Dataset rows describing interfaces
-- -- --

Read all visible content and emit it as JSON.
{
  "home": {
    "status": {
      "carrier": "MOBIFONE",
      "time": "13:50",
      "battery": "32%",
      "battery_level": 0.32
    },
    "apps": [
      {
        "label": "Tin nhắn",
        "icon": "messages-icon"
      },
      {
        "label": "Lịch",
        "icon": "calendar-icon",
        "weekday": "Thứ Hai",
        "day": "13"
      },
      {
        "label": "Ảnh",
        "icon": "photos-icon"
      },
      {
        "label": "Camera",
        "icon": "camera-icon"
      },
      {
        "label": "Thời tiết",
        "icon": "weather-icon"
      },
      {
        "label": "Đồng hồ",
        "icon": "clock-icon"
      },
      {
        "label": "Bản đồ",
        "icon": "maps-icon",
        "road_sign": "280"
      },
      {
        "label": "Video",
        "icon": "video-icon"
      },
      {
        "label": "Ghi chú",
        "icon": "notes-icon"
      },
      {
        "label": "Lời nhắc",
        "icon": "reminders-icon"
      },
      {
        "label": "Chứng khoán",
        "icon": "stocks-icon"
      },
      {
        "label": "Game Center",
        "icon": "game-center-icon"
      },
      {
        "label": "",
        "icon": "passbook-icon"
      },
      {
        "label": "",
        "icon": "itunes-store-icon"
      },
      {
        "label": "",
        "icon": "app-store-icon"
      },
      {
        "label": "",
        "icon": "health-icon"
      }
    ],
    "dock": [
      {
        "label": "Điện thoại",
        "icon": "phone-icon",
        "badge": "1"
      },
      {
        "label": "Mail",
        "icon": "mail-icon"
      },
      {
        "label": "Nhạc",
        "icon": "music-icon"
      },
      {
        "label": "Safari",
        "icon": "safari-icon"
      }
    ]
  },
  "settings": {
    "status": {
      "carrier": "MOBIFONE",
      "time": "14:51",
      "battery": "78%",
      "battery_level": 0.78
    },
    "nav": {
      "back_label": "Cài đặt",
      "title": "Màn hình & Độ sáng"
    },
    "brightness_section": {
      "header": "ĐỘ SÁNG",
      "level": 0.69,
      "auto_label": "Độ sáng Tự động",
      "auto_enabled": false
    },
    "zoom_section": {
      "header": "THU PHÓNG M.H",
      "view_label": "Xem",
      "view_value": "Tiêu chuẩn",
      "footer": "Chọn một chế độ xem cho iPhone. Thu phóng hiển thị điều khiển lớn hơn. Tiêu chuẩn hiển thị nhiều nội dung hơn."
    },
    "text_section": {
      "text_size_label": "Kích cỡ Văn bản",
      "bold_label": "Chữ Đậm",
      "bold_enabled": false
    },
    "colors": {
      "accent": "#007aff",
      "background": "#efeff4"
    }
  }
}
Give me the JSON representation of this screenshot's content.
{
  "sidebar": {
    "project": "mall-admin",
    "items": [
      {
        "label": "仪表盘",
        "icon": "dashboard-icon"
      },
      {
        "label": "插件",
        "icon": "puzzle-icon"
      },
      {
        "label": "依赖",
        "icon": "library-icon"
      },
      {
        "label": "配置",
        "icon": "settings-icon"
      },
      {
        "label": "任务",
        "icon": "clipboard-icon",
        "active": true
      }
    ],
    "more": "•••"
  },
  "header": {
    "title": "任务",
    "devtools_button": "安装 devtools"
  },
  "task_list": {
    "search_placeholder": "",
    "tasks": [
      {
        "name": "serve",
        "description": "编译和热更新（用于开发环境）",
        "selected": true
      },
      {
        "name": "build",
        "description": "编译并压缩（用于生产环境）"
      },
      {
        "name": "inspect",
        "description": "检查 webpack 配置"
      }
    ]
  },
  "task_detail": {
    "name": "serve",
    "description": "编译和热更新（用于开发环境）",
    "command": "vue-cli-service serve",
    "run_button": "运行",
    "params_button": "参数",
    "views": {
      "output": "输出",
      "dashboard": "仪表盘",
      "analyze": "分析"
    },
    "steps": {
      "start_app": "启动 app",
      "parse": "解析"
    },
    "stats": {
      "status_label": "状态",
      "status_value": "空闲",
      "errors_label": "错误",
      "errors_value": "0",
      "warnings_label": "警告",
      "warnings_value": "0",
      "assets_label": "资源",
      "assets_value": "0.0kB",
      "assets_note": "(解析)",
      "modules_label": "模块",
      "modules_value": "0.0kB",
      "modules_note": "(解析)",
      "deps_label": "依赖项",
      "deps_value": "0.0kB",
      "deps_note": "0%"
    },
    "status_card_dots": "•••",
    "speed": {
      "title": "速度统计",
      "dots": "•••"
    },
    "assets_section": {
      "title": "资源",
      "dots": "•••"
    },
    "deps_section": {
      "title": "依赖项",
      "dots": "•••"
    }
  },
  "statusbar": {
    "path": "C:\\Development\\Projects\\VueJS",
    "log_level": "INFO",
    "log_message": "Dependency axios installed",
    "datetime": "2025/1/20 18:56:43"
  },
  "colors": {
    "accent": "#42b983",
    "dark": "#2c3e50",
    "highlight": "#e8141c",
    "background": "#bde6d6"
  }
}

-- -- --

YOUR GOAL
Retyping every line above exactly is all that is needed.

ANSWER FOR THIS EXERCISE
Read all visible content and emit it as JSON.
{
  "home": {
    "status": {
      "carrier": "MOBIFONE",
      "time": "13:50",
      "battery": "32%",
      "battery_level": 0.32
    },
    "apps": [
      {
        "label": "Tin nhắn",
        "icon": "messages-icon"
      },
      {
        "label": "Lịch",
        "icon": "calendar-icon",
        "weekday": "Thứ Hai",
        "day": "13"
      },
      {
        "label": "Ảnh",
        "icon": "photos-icon"
      },
      {
        "label": "Camera",
        "icon": "camera-icon"
      },
      {
        "label": "Thời tiết",
        "icon": "weather-icon"
      },
      {
        "label": "Đồng hồ",
        "icon": "clock-icon"
      },
      {
        "label": "Bản đồ",
        "icon": "maps-icon",
        "road_sign": "280"
      },
      {
        "label": "Video",
        "icon": "video-icon"
      },
      {
        "label": "Ghi chú",
        "icon": "notes-icon"
      },
      {
        "label": "Lời nhắc",
        "icon": "reminders-icon"
      },
      {
        "label": "Chứng khoán",
        "icon": "stocks-icon"
      },
      {
        "label": "Game Center",
        "icon": "game-center-icon"
      },
      {
        "label": "",
        "icon": "passbook-icon"
      },
      {
        "label": "",
        "icon": "itunes-store-icon"
      },
      {
        "label": "",
        "icon": "app-store-icon"
      },
      {
        "label": "",
        "icon": "health-icon"
      }
    ],
    "dock": [
      {
        "label": "Điện thoại",
        "icon": "phone-icon",
        "badge": "1"
      },
      {
        "label": "Mail",
        "icon": "mail-icon"
      },
      {
        "label": "Nhạc",
        "icon": "music-icon"
      },
      {
        "label": "Safari",
        "icon": "safari-icon"
      }
    ]
  },
  "settings": {
    "status": {
      "carrier": "MOBIFONE",
      "time": "14:51",
      "battery": "78%",
      "battery_level": 0.78
    },
    "nav": {
      "back_label": "Cài đặt",
      "title": "Màn hình & Độ sáng"
    },
    "brightness_section": {
      "header": "ĐỘ SÁNG",
      "level": 0.69,
      "auto_label": "Độ sáng Tự động",
      "auto_enabled": false
    },
    "zoom_section": {
      "header": "THU PHÓNG M.H",
      "view_label": "Xem",
      "view_value": "Tiêu chuẩn",
      "footer": "Chọn một chế độ xem cho iPhone. Thu phóng hiển thị điều khiển lớn hơn. Tiêu chuẩn hiển thị nhiều nội dung hơn."
    },
    "text_section": {
      "text_size_label": "Kích cỡ Văn bản",
      "bold_label": "Chữ Đậm",
      "bold_enabled": false
    },
    "colors": {
      "accent": "#007aff",
      "background": "#efeff4"
    }
  }
}
Give me the JSON representation of this screenshot's content.
{
  "sidebar": {
    "project": "mall-admin",
    "items": [
      {
        "label": "仪表盘",
        "icon": "dashboard-icon"
      },
      {
        "label": "插件",
        "icon": "puzzle-icon"
      },
      {
        "label": "依赖",
        "icon": "library-icon"
      },
      {
        "label": "配置",
        "icon": "settings-icon"
      },
      {
        "label": "任务",
        "icon": "clipboard-icon",
        "active": true
      }
    ],
    "more": "•••"
  },
  "header": {
    "title": "任务",
    "devtools_button": "安装 devtools"
  },
  "task_list": {
    "search_placeholder": "",
    "tasks": [
      {
        "name": "serve",
        "description": "编译和热更新（用于开发环境）",
        "selected": true
      },
      {
        "name": "build",
        "description": "编译并压缩（用于生产环境）"
      },
      {
        "name": "inspect",
        "description": "检查 webpack 配置"
      }
    ]
  },
  "task_detail": {
    "name": "serve",
    "description": "编译和热更新（用于开发环境）",
    "command": "vue-cli-service serve",
    "run_button": "运行",
    "params_button": "参数",
    "views": {
      "output": "输出",
      "dashboard": "仪表盘",
      "analyze": "分析"
    },
    "steps": {
      "start_app": "启动 app",
      "parse": "解析"
    },
    "stats": {
      "status_label": "状态",
      "status_value": "空闲",
      "errors_label": "错误",
      "errors_value": "0",
      "warnings_label": "警告",
      "warnings_value": "0",
      "assets_label": "资源",
      "assets_value": "0.0kB",
      "assets_note": "(解析)",
      "modules_label": "模块",
      "modules_value": "0.0kB",
      "modules_note": "(解析)",
      "deps_label": "依赖项",
      "deps_value": "0.0kB",
      "deps_note": "0%"
    },
    "status_card_dots": "•••",
    "speed": {
      "title": "速度统计",
      "dots": "•••"
    },
    "assets_section": {
      "title": "资源",
      "dots": "•••"
    },
    "deps_section": {
      "title": "依赖项",
      "dots": "•••"
    }
  },
  "statusbar": {
    "path": "C:\\Development\\Projects\\VueJS",
    "log_level": "INFO",
    "log_message": "Dependency axios installed",
    "datetime": "2025/1/20 18:56:43"
  },
  "colors": {
    "accent": "#42b983",
    "dark": "#2c3e50",
    "highlight": "#e8141c",
    "background": "#bde6d6"
  }
}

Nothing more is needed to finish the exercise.